My entry on Computer Game and Internet Addiction: The Emergence of a New Clinical Disorder caught the interest of a Health Magazine in the Philippines and published a similar article a few months later.
Take a look at the latest findings from American, Canadian and British doctors.
From this article, Recognize Internet addiction as a mental illness, MD urges, compulsive e-mailing and text messaging could soon become classified as an official brain illness.
An editorial in this month’s issue of the American Journal of Psychiatry says Internet addiction — including “excessive gaming, sexual pre-occupations and e-mail/text messaging” — is a common compulsive-impulsive disorder that should be added to psychiatry’s official guidebook of mental disorders.
British psychiatrists, reporting last year in the journal Advances in Psychiatric Treatment, say a “significant minority” — some estimate between five and 10 per cent of online users — are addicted to the Internet, and that while early research suggests most are highly educated, highly introverted males, more recent studies suggest the bulk of the problem is occurring among middle-aged women on home computers.
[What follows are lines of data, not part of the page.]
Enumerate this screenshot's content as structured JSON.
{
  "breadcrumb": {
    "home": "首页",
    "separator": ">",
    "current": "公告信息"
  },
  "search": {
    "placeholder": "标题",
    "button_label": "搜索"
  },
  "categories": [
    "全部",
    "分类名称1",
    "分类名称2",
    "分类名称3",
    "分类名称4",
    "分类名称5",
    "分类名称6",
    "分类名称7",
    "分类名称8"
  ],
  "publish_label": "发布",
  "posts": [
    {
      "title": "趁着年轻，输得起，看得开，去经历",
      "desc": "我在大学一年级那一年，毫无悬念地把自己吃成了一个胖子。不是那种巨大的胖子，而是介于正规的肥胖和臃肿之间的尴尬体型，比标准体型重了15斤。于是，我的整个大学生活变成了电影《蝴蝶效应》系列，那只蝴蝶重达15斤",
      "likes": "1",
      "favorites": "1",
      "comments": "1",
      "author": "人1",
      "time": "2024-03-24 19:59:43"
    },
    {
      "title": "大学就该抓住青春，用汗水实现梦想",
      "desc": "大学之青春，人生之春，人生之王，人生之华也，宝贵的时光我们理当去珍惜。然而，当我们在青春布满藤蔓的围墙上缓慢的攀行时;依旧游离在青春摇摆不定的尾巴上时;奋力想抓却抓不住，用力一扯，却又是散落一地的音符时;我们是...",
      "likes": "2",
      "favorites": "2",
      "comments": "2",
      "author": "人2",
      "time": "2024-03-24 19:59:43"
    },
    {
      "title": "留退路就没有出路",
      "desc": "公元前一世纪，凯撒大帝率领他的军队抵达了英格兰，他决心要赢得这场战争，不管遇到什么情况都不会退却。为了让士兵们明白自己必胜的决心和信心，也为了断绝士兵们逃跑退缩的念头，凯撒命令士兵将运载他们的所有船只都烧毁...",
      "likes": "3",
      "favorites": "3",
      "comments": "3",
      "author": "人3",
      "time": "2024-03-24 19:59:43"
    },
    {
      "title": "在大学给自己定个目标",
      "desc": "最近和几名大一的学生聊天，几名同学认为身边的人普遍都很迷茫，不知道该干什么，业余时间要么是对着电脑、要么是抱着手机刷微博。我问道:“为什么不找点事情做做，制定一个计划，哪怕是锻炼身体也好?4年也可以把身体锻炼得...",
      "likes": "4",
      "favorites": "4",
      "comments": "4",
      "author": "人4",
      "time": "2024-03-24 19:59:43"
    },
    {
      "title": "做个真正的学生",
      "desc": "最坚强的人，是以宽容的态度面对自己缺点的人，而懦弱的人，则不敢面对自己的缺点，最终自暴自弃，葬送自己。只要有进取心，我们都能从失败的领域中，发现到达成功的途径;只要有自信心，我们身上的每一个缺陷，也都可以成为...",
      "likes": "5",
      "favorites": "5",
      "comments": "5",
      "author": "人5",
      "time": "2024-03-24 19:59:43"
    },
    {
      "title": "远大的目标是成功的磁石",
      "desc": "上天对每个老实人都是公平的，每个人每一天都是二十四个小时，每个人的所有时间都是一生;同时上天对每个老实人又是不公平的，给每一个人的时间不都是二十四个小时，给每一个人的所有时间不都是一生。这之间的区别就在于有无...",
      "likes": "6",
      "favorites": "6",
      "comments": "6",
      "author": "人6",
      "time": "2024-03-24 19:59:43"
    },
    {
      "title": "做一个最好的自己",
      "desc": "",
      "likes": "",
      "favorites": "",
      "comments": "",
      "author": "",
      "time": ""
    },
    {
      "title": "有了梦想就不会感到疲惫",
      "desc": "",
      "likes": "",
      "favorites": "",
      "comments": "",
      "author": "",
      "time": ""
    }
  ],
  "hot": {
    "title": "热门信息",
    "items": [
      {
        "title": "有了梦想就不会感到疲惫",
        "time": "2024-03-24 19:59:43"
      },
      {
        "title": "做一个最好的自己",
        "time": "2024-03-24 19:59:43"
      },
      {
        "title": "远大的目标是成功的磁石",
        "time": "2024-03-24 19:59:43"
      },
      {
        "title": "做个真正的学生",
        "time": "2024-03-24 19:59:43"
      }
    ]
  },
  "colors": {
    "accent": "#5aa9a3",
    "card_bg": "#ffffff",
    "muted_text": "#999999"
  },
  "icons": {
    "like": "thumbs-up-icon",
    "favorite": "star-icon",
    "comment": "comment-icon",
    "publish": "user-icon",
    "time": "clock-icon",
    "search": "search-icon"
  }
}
Computer use becomes problematic when the behavior starts affecting people’s lives. That’s according to addiction therapist John Macdonald, of the Centre for Addiction and Mental Health in Toronto.
Computer users use the internet like they would drugs or alcohol as a way to escape reality, the researchers say. Addicts may turn out to be addicted to everything from the sheer act of typing, to chat rooms, online shopping or three-dimensional, multiplayer games users have described as “heroinware.”
Whenever I am at the malls and pass by internet cafes, I spot kids playing with their peers. Is that harmful? As parents, we want to know the limits of computer use. How can a parent become vigilant?
Research into Internet addiction is in its infancy stage. We naturally wonder how doctors decide when computer use crosses the line from the normal to the pathological.
According to addiction therapist John Macdonald, of the Centre for Addiction and Mental Health in Toronto, computer use becomes problematic when the behavior starts affecting people’s lives.
For example, is the person pre-occupied with getting, and staying, online? “If they’re not able to engage in it, is it emotionally upsetting for them?
“The real proof in the pudding: is the amount that you do causing any problems in your life?” Mr. Macdonald says.
I believe children can be taught the wise use of the computer as early as 6 years old and that parents should be firm with their discipline towards the welfare of their children’s educational growth.